Before we attempt to understand design fundamentals and guidelines of TUIs, let us take a small break to understand the concept of tangible bits to demonstrate digital information through tangible objects. A concept presented by Hiroshi Ishii (MIT Media Lab, Tangible Bits group) and his students, tangible bits aimed to make digital information directly accessible and manipulable through real world objects as a display and a medium of manipulation. Hence, it aimed to provide a platform where the entire world would become an interface, an interface that encompasses “realness”, being able to touch that included multi sensory perceptions.
The concept of tangible bits was further explained through 3 themes and its relevant prototypes. These themes created the initial base of tangible user interfaces. Following are the 3 concept prototypes.
As a part of metaDESK concept, a prototype of Tangible Geospace was built. Tangible Geospace uses physical models of landmarks such as MIT's Great Dome and Media Lab buildings as phicons to allow the user to manipulate 2D and 3D graphical maps of the MIT campus. This example represents one category of TUI application, where concepts are prototyped on interactive surfaces. It also provided a new set of icons dedicated to tangible interfaces, that included lens, phicon, tray, phandle and instrument to represent graphical UI window, icon, menu, handle and widget respectively.
The ambientROOM complements the graphically-intensive, cognitively-foreground interactions using ambient media – ambient light, shadow, sound, airflow, water flow – as a means for communicating information at the periphery of human perception. Communicate information, which is not the user’s primary foreground task, providing seamless transition of user’s interaction between background, and foreground information. This example represented an example concept of ambient environment enabled tangible interfaces.
The transBOARD is a networked digitally enhanced physical whiteboard designed to explore the concept of interactive surfaces that absorb information from the physical world, transforming this data into bits and distributing it into cyberspace. “HyperCARDs” are used as containers of digital strokes, used as phicons. Pen-strokes from the whiteboard are virtually "stored” within the card and “recorded” in virtual space.

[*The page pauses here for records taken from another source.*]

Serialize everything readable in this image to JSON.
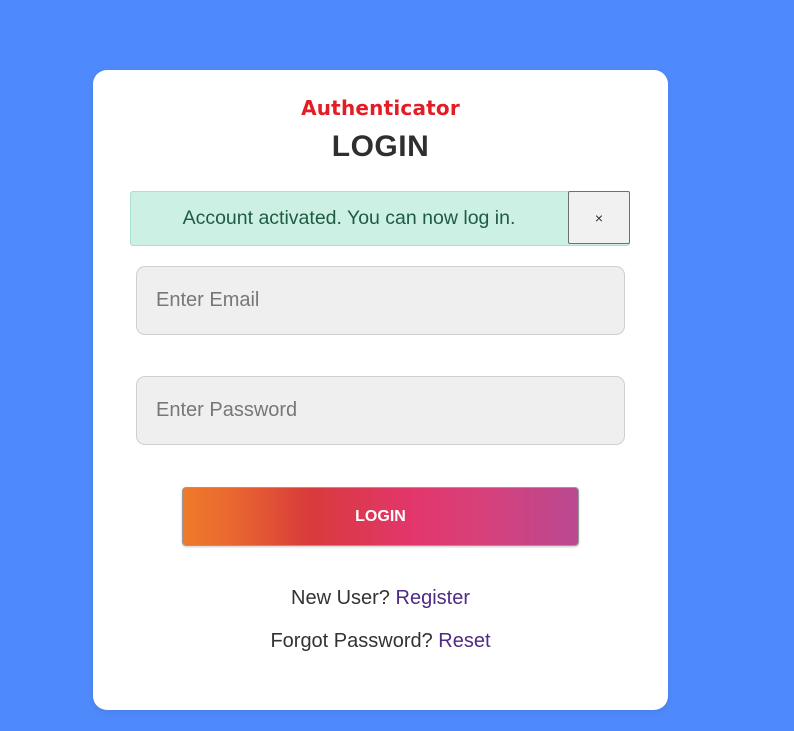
{
  "brand": {
    "name": "Authenticator"
  },
  "page": {
    "title": "LOGIN"
  },
  "alert": {
    "message": "Account activated. You can now log in.",
    "close_label": "×"
  },
  "form": {
    "email": {
      "placeholder": "Enter Email",
      "value": ""
    },
    "password": {
      "placeholder": "Enter Password",
      "value": ""
    },
    "login_button_label": "LOGIN"
  },
  "links": {
    "register": {
      "prompt": "New User?",
      "label": "Register"
    },
    "reset": {
      "prompt": "Forgot Password?",
      "label": "Reset"
    }
  },
  "colors": {
    "background": "#4f8afc",
    "brand": "#e31c25",
    "alert_bg": "#cdf0e4",
    "link": "#4f2a86"
  }
}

Hence user can keep the meeting contents with cards.
Above three examples provided a new beginning and novel approach to user interfaces, where it empowered the vision of Dr. Mark Weiser of making computers truly ubiquitous and invisible.